The organiser for Trusted Travel contacted us to organise another trike tour for disability passengers. We have plenty of experience with passengers who have a disability of some degree. Trusted Travel provides supported holidays which are a great way to meet new friends and share your experiences. They are also a service of The Disability Trust. There were 8 passengers so we organised four trikes with riders.
Our trike riders arrived at the hotel before the start time. They kitted the passengers with helmets and jackets before helping them onto the trikes. Firstly, they rode over the Sydney Harbour Bridge. We always tell our passengers to look up and enjoy the unique view. The more than 6,000,000 rivets are so interesting and the arch is so iconic.
Next, after riding across the Harbour Bridge they rode past Kirribilli House. Kirribilli House is the secondary official residence of the Prime Minister of Australia. After that, they rode around the corner to Jeffrey Street Wharf. From here, the views across Sydney Harbour towards the Sydney Opera House and the CBD are magnificent. In addition, it also has an up-close view of the side and underneath of the bridge. A perfect place to stop for photos.
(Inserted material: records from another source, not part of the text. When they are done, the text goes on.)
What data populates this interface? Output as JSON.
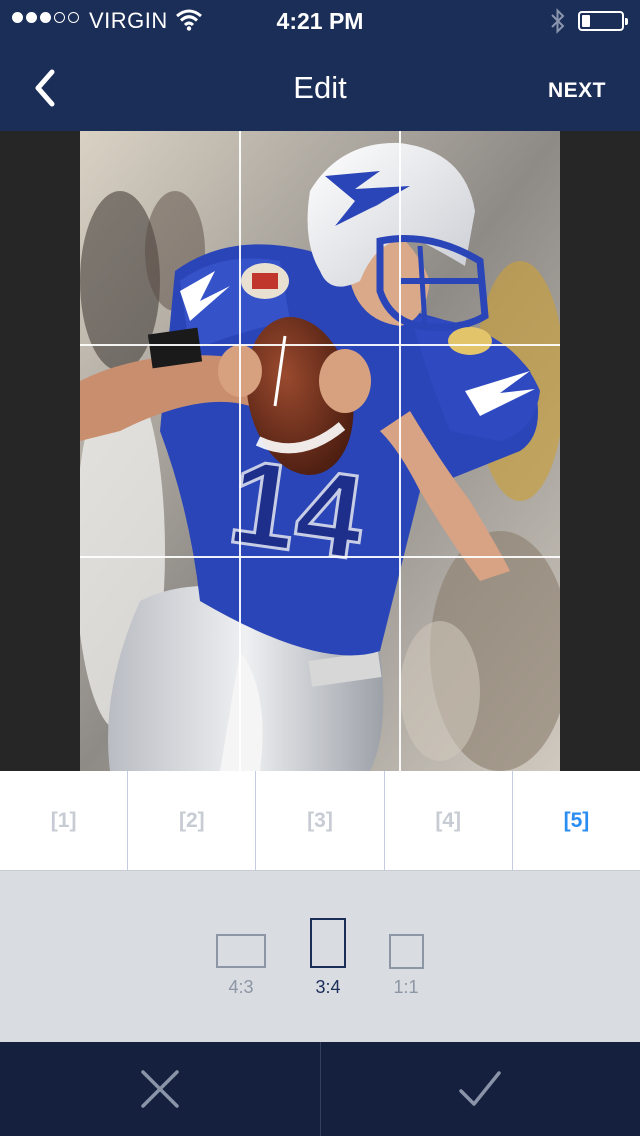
{
  "status_bar": {
    "signal_dots_filled": 3,
    "signal_dots_total": 5,
    "carrier": "VIRGIN",
    "time": "4:21 PM",
    "battery_level": 0.2,
    "icons": [
      "wifi-icon",
      "bluetooth-icon",
      "battery-icon"
    ]
  },
  "nav": {
    "title": "Edit",
    "next_label": "NEXT",
    "back_icon": "chevron-left-icon"
  },
  "photo": {
    "jersey_number": "14",
    "grid": "3x3"
  },
  "frames": [
    {
      "label": "[1]",
      "active": false
    },
    {
      "label": "[2]",
      "active": false
    },
    {
      "label": "[3]",
      "active": false
    },
    {
      "label": "[4]",
      "active": false
    },
    {
      "label": "[5]",
      "active": true
    }
  ],
  "ratios": [
    {
      "label": "4:3",
      "active": false
    },
    {
      "label": "3:4",
      "active": true
    },
    {
      "label": "1:1",
      "active": false
    }
  ],
  "actions": {
    "cancel_icon": "close-icon",
    "confirm_icon": "checkmark-icon"
  },
  "colors": {
    "nav_bar": "#1b2e57",
    "bottom_bar": "#14203d",
    "active_frame": "#2a8df2",
    "inactive_frame": "#c7cbd3"
  }
}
The Kirribilli Loop
They rode under the north side of the bridge and continued on their tour. The underside of the northern end of the SHB – Sydney Harbour Bridge – is very interesting. The Kirribilli Loop was finished by riding past Luna Park and the North Sydney Olympic Pool. So far, the trike tour for disability passengers was a huge success.
They continued riding on through North Sydney and Crows Nest before joining River Road. It is a fun road to ride on. River Road leads to Burns Bay Road which, in turn, leads to another bridge but not one of the main three.
Fig Tree Bridge, Tarban Creek Bridge, Gladesville Bridge
The Fig Tree Bridge opened in 1963 and spans the Lane Cove River. After that bridge, they continued on and crossed the second of the bridges Tarban Creek Bridge. This spans Tarban Creek, likewise, it has nice views east to the Harbour Bridge. Then they got to bridge #2 of the main 3 Bridges, the Gladesville Bridge. It has wonderful views along Parramatta River towards the Harbour Bridge and the city.
This bridge is on the main arterial thoroughfare of Victoria Road. They travelled along for a short while before turning off into the inner west suburb of Drummoyne. Following the shoreline of Iron Cove, which is part of the Parramatta River, they saw some lovely water views. It is part of the 7 km long Bay Run.
Our favourite bridge is the ANZAC Bridge. We think it is incredible, a work of art and design. It is main bridge #3. Similarly, it is also great to see without a roof over your head inhibiting the view.
Most noteworthy, the stay cable design concept development and final design for the new bridge were carried out by the Roads & Traffic Authority of NSW. Finally, the bridge was opened to traffic on 03 December 1995 as the Glebe Island Bridge.
The bridge was given its current name on Remembrance Day in 1998 to honour the memory of the soldiers of the Australian and New Zealand Army Corps (known as Anzacs) who served in World War I.
However, time was nearly up so Craig and Steve dropped our passengers back at their hotel, a great way to see parts of the city only the locals know about. The trike tour for disability passengers was such a fun experience. The passengers could relax and just enjoy the feeling of freedom.